(h)    AWARENESS GENERATION:- In the Utsav Pradhanpat our NCLP child labour students of NCLP, Deogarh had participated in the cultural programme.  An exhibition stall is also  being put-up to display different activities for elimination and prevention of child labour in the District .Awareness generation programme is being done in the District festival Ganesh Mela every year. Publication of advertisements in the local dailies and awareness in the form of leaflet are being done regularly.



 kumari basantiSUCCESS  STORY:-


Apart from participating regularly in Block level/District Level Sports and other activities the students of NCLP, Deogarh have  gone steps ahead, which is briefed below in a nutshell.:-

National Child Labour Project , Deogarh came up as a society registered  under the society registration Act 1860 on Dt. 08.09.95 and started functioning since August-96 10152 no.of students have been mainstreamed into formal system of education like govt. school & Ashram school. Sri Santanu Nayak and Nilakantha Pradhan,  Child labour  Students of NCLP Deogarh also got admission into Jawahar Novadaya Vidyalaya, Deogarh in the year 2006.

On a sample survey it was ascertained that more than 150 no. of child labour students have passed H.S.C examination are continuing   higher studies.

Apart from participating regularly in Block level/District Level Sports and other activities the students of NCLP, Deogarh have gone steps ahead, which is briefed below in a nutshell:-

Kumari Basanti Behera, One Girl student of Class-III of NCLP, Deogarh won the second prize in the State level drawing competition(Junior) among all the participants of the Eco-Club Schools of the State. She was awarded prize by the Hon’ble Chief Minister, Orissa Sj. Naveen Pattnaik  at Suchana Bhaban, Bhubanswar on dt.5.04.2004 on the eve of the celebration of World Environment Day


A student of Class-III, also won the Second prize in the District Level Art competition on the day of Rajiv Gandhi Akshya Urja Divas and received a cash award of Rs.1500/- from the District Magistrate and Collector, Deogarh on dt.27.08.2004

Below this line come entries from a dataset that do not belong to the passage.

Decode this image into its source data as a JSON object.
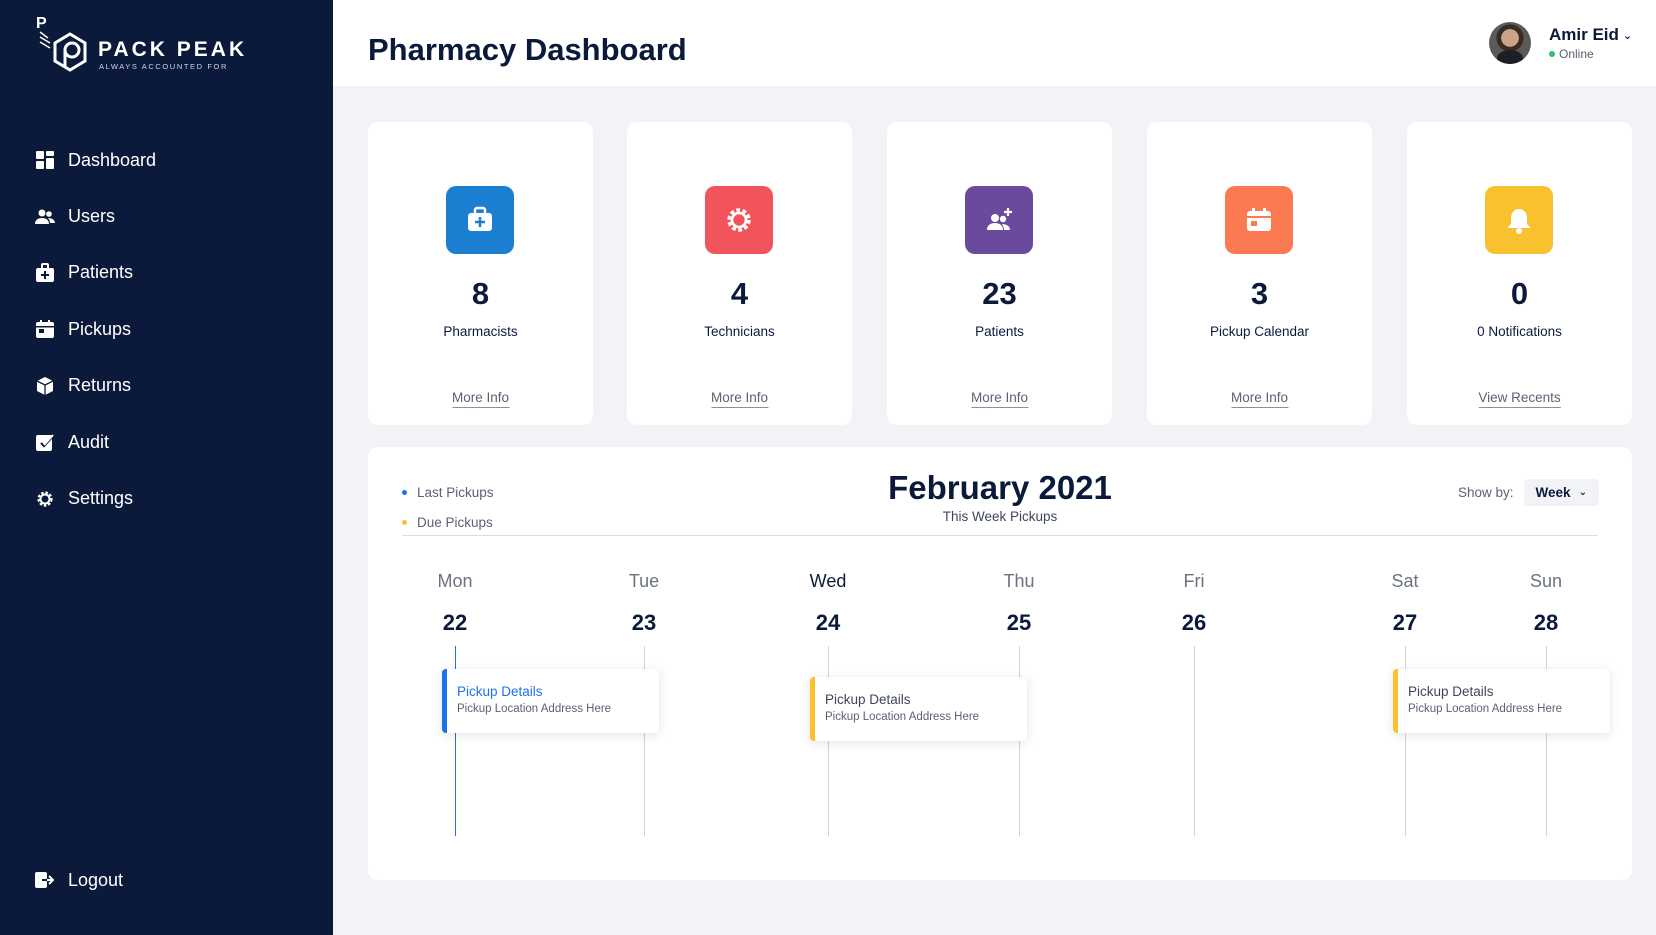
{
  "brand": {
    "name": "PACK PEAK",
    "tagline": "ALWAYS ACCOUNTED FOR"
  },
  "sidebar": {
    "items": [
      {
        "label": "Dashboard",
        "icon": "dashboard-icon"
      },
      {
        "label": "Users",
        "icon": "users-icon"
      },
      {
        "label": "Patients",
        "icon": "medical-kit-icon"
      },
      {
        "label": "Pickups",
        "icon": "calendar-icon"
      },
      {
        "label": "Returns",
        "icon": "box-icon"
      },
      {
        "label": "Audit",
        "icon": "edit-check-icon"
      },
      {
        "label": "Settings",
        "icon": "gear-icon"
      }
    ],
    "logout_label": "Logout"
  },
  "header": {
    "title": "Pharmacy Dashboard",
    "user_name": "Amir Eid",
    "user_status": "Online"
  },
  "cards": [
    {
      "value": "8",
      "label": "Pharmacists",
      "link": "More Info",
      "color": "#1b7fd1",
      "icon": "medical-kit-icon"
    },
    {
      "value": "4",
      "label": "Technicians",
      "link": "More Info",
      "color": "#f2545b",
      "icon": "gear-icon"
    },
    {
      "value": "23",
      "label": "Patients",
      "link": "More Info",
      "color": "#6a4a9c",
      "icon": "add-user-icon"
    },
    {
      "value": "3",
      "label": "Pickup Calendar",
      "link": "More Info",
      "color": "#fb7a52",
      "icon": "calendar-icon"
    },
    {
      "value": "0",
      "label": "0 Notifications",
      "link": "View Recents",
      "color": "#f9c12e",
      "icon": "bell-icon"
    }
  ],
  "calendar": {
    "legend": [
      {
        "label": "Last Pickups",
        "color": "#1b73e8"
      },
      {
        "label": "Due Pickups",
        "color": "#f9c12e"
      }
    ],
    "month": "February 2021",
    "subtitle": "This Week Pickups",
    "show_by_label": "Show by:",
    "show_by_value": "Week",
    "days": [
      {
        "name": "Mon",
        "num": "22"
      },
      {
        "name": "Tue",
        "num": "23"
      },
      {
        "name": "Wed",
        "num": "24"
      },
      {
        "name": "Thu",
        "num": "25"
      },
      {
        "name": "Fri",
        "num": "26"
      },
      {
        "name": "Sat",
        "num": "27"
      },
      {
        "name": "Sun",
        "num": "28"
      }
    ],
    "events": [
      {
        "title": "Pickup Details",
        "address": "Pickup Location Address Here",
        "color": "#1b73e8",
        "day": "Mon"
      },
      {
        "title": "Pickup Details",
        "address": "Pickup Location Address Here",
        "color": "#f9c12e",
        "day": "Wed"
      },
      {
        "title": "Pickup Details",
        "address": "Pickup Location Address Here",
        "color": "#f9c12e",
        "day": "Sat"
      }
    ]
  }
}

Kumari Saraswati Munda ,a child labour Student Of NCLP  Deogarh after mainstreaming had participated in the marathon race competition of   fifth National athletic meet held at Jaipur ,Rajasthan State on dt. 24.12.04 to 26.12.04 organized by Akhil Bharatiaya Vanabashi Kalyan Ashram . She has completed 7 K.M running in 28 min18 sec   and stood 1st in the said race.